Well, you don't have to think too hard to realize that if creating a folksonomy is a big chore, then creating a useful Fact Cloud representing at least a good chunk of the 'seen' in the previously 'unseen illustrations' of the British Library Image Collection is a Way Too Big Chore. And this might be true. But I think that there is some uniquely wonderful 'harness-able labor' to be tapped in this regard.
I know we can make a really fun app where parents and older folks can help kids learn by playing; building fact-by-fact a valuable resource at the British Library, for one. A learning child is a torrent of cognitive processing. Let a stream of that raw learning energy run through the FactMiners game at the British Library Image Collection and you'd have critical mass in a Fact Cloud faster than you can say, "Danger, Will Robinson!"
And where might this lead? Well, where this all might lead Big Picture wise is beyond the scope of this post. But I can see it leading to a new, previously unimagined game to add to the mix of social games available to FactMiners players... and it's a bit of a doozy. :-)
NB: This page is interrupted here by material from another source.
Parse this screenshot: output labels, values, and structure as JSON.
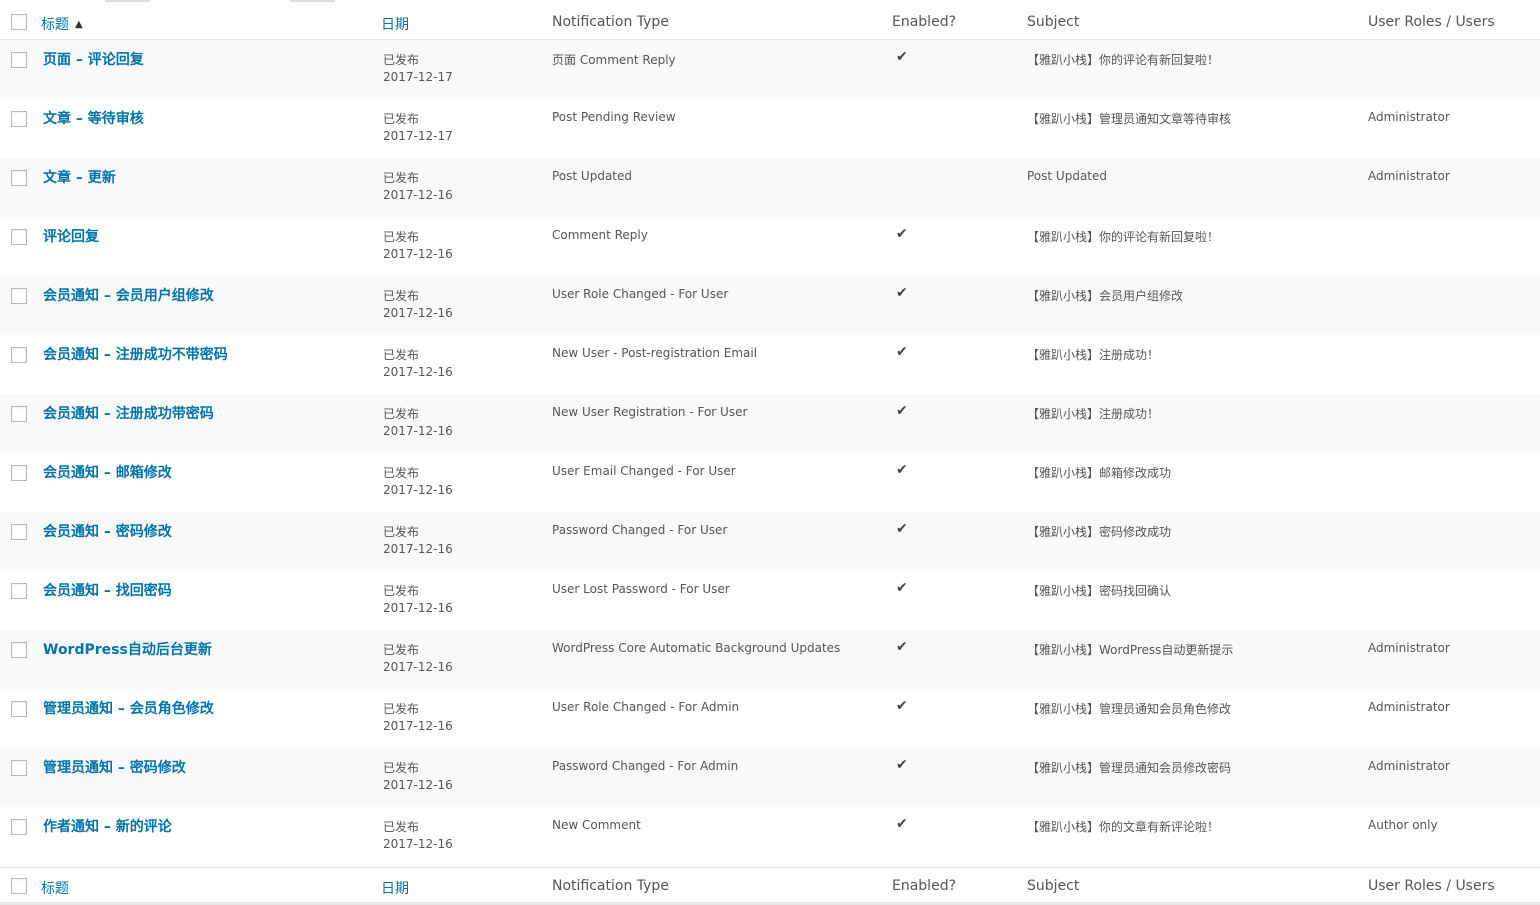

If the British Library creates a FactMiners Fact Cloud Companion to its Image Collection, and if that Fact Cloud becomes useful to robots (machine-learning programs) as a vision-learning resource, I can see where we would want to add a 'Seeing Eye Child' Robot Adoption Agency Game to the FactMiners game plug-ins. What would that game be like?
Well, as good as an Image Collection Fact Cloud might be to learn from, and as smart as a machine-learning program might be as a learner, a robot's learning to see isn't likely to be a fully automated process. So we create a game where one or more kids 'adopt' a robot/machine-learning program to help it learn. In this case, the FactMiners player would gain experience points, badges, etc. by being available for 'vision training' sessions with the adopted robot. The FactMiners player is, in effect, the referee and coach to the robot as it learns to see.
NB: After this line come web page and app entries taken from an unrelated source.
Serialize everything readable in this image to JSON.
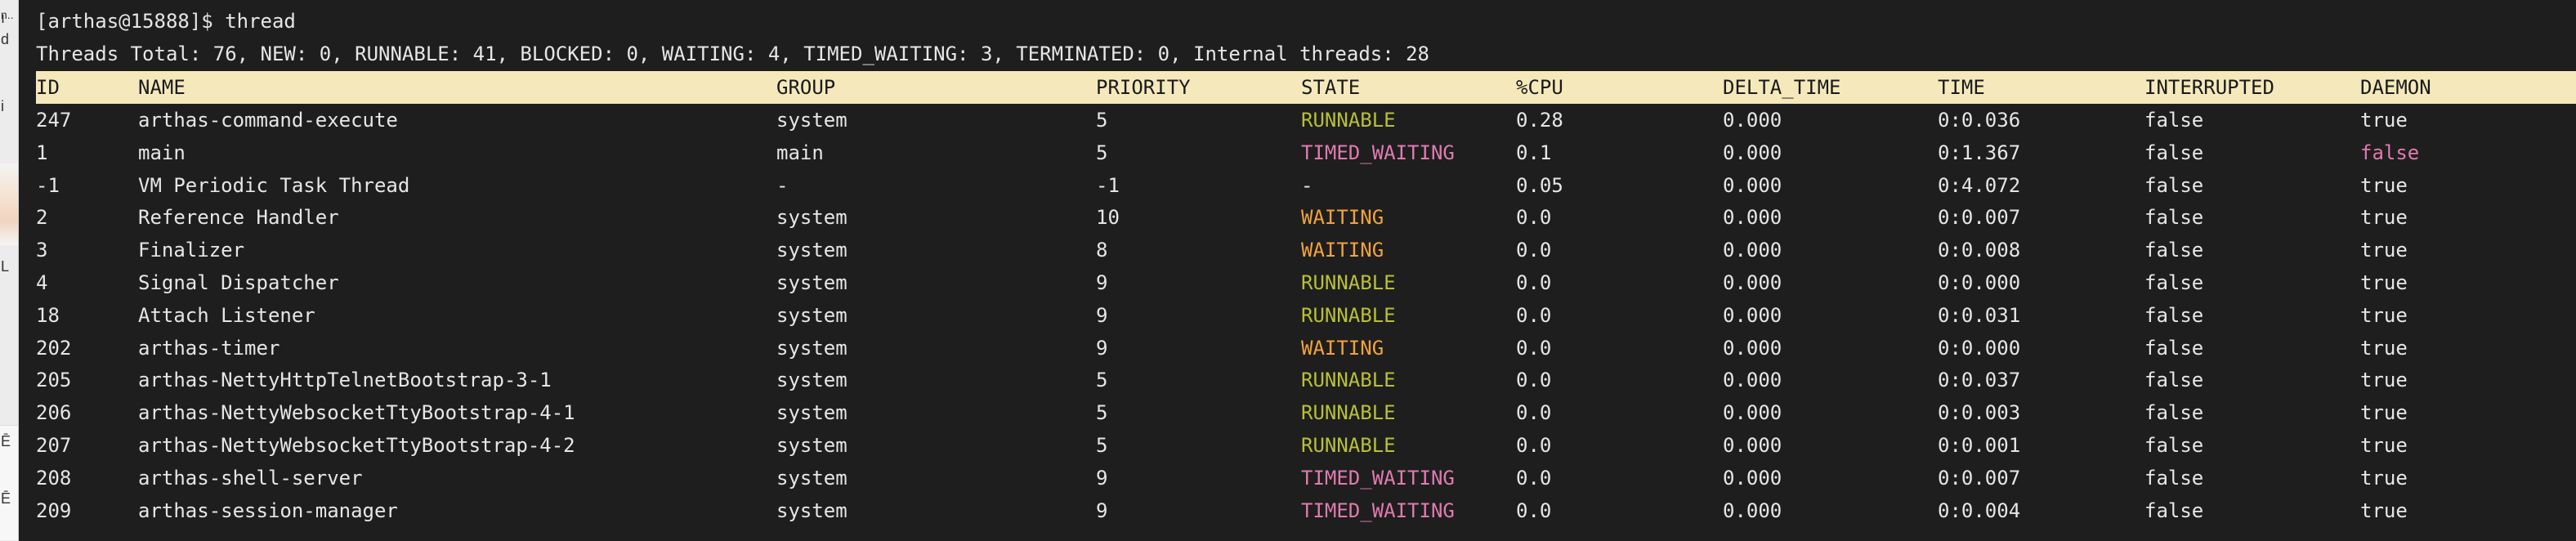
{
  "side_strip": {
    "fragments": [
      {
        "text": "ı"
      },
      {
        "text": "n.."
      },
      {
        "text": "d"
      },
      {
        "text": "i"
      },
      {
        "text": "L"
      },
      {
        "text": "Ē"
      },
      {
        "text": "Ē"
      }
    ]
  },
  "terminal": {
    "prompt": "[arthas@15888]$ thread",
    "summary": "Threads Total: 76, NEW: 0, RUNNABLE: 41, BLOCKED: 0, WAITING: 4, TIMED_WAITING: 3, TERMINATED: 0, Internal threads: 28",
    "headers": {
      "id": "ID",
      "name": "NAME",
      "group": "GROUP",
      "priority": "PRIORITY",
      "state": "STATE",
      "cpu": "%CPU",
      "delta_time": "DELTA_TIME",
      "time": "TIME",
      "interrupted": "INTERRUPTED",
      "daemon": "DAEMON"
    },
    "state_colors": {
      "RUNNABLE": "#b8c035",
      "TIMED_WAITING": "#e07bb0",
      "WAITING": "#f3a23a"
    },
    "rows": [
      {
        "id": "247",
        "name": "arthas-command-execute",
        "group": "system",
        "priority": "5",
        "state": "RUNNABLE",
        "cpu": "0.28",
        "delta_time": "0.000",
        "time": "0:0.036",
        "interrupted": "false",
        "daemon": "true"
      },
      {
        "id": "1",
        "name": "main",
        "group": "main",
        "priority": "5",
        "state": "TIMED_WAITING",
        "cpu": "0.1",
        "delta_time": "0.000",
        "time": "0:1.367",
        "interrupted": "false",
        "daemon": "false"
      },
      {
        "id": "-1",
        "name": "VM Periodic Task Thread",
        "group": "-",
        "priority": "-1",
        "state": "-",
        "cpu": "0.05",
        "delta_time": "0.000",
        "time": "0:4.072",
        "interrupted": "false",
        "daemon": "true"
      },
      {
        "id": "2",
        "name": "Reference Handler",
        "group": "system",
        "priority": "10",
        "state": "WAITING",
        "cpu": "0.0",
        "delta_time": "0.000",
        "time": "0:0.007",
        "interrupted": "false",
        "daemon": "true"
      },
      {
        "id": "3",
        "name": "Finalizer",
        "group": "system",
        "priority": "8",
        "state": "WAITING",
        "cpu": "0.0",
        "delta_time": "0.000",
        "time": "0:0.008",
        "interrupted": "false",
        "daemon": "true"
      },
      {
        "id": "4",
        "name": "Signal Dispatcher",
        "group": "system",
        "priority": "9",
        "state": "RUNNABLE",
        "cpu": "0.0",
        "delta_time": "0.000",
        "time": "0:0.000",
        "interrupted": "false",
        "daemon": "true"
      },
      {
        "id": "18",
        "name": "Attach Listener",
        "group": "system",
        "priority": "9",
        "state": "RUNNABLE",
        "cpu": "0.0",
        "delta_time": "0.000",
        "time": "0:0.031",
        "interrupted": "false",
        "daemon": "true"
      },
      {
        "id": "202",
        "name": "arthas-timer",
        "group": "system",
        "priority": "9",
        "state": "WAITING",
        "cpu": "0.0",
        "delta_time": "0.000",
        "time": "0:0.000",
        "interrupted": "false",
        "daemon": "true"
      },
      {
        "id": "205",
        "name": "arthas-NettyHttpTelnetBootstrap-3-1",
        "group": "system",
        "priority": "5",
        "state": "RUNNABLE",
        "cpu": "0.0",
        "delta_time": "0.000",
        "time": "0:0.037",
        "interrupted": "false",
        "daemon": "true"
      },
      {
        "id": "206",
        "name": "arthas-NettyWebsocketTtyBootstrap-4-1",
        "group": "system",
        "priority": "5",
        "state": "RUNNABLE",
        "cpu": "0.0",
        "delta_time": "0.000",
        "time": "0:0.003",
        "interrupted": "false",
        "daemon": "true"
      },
      {
        "id": "207",
        "name": "arthas-NettyWebsocketTtyBootstrap-4-2",
        "group": "system",
        "priority": "5",
        "state": "RUNNABLE",
        "cpu": "0.0",
        "delta_time": "0.000",
        "time": "0:0.001",
        "interrupted": "false",
        "daemon": "true"
      },
      {
        "id": "208",
        "name": "arthas-shell-server",
        "group": "system",
        "priority": "9",
        "state": "TIMED_WAITING",
        "cpu": "0.0",
        "delta_time": "0.000",
        "time": "0:0.007",
        "interrupted": "false",
        "daemon": "true"
      },
      {
        "id": "209",
        "name": "arthas-session-manager",
        "group": "system",
        "priority": "9",
        "state": "TIMED_WAITING",
        "cpu": "0.0",
        "delta_time": "0.000",
        "time": "0:0.004",
        "interrupted": "false",
        "daemon": "true"
      }
    ]
  }
}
It doesn't take much imagination to see how this could lead to schools fielding teams in contests to take a 'stock' robot/machine-learning-program and train it to enter various vision recognition challenges. And when I let my imagination run with these ideas, it gets very interesting real fast. But any run, even of one's imagination, starts with a first step.
Will we get a chance to make a Fact Cloud Companion to the British Library Image Collection? I don't know. This week the British Library took a million first steps toward making their vast digital image collection available to all for free. Perhaps the first step of posting this article will lead us on a path where we will have some serious fun working with the Library to help kids who help robots learn to see and understand our world.
Cedar Rapids, Iowa USA
Update: An encouraging reply of exploratory interest from the good folks at the British Library Labs has juiced my motivation to further explore the potential for the 'Seeing Eye Child' Robot Adoption Agency as a FactMiners plug-in game.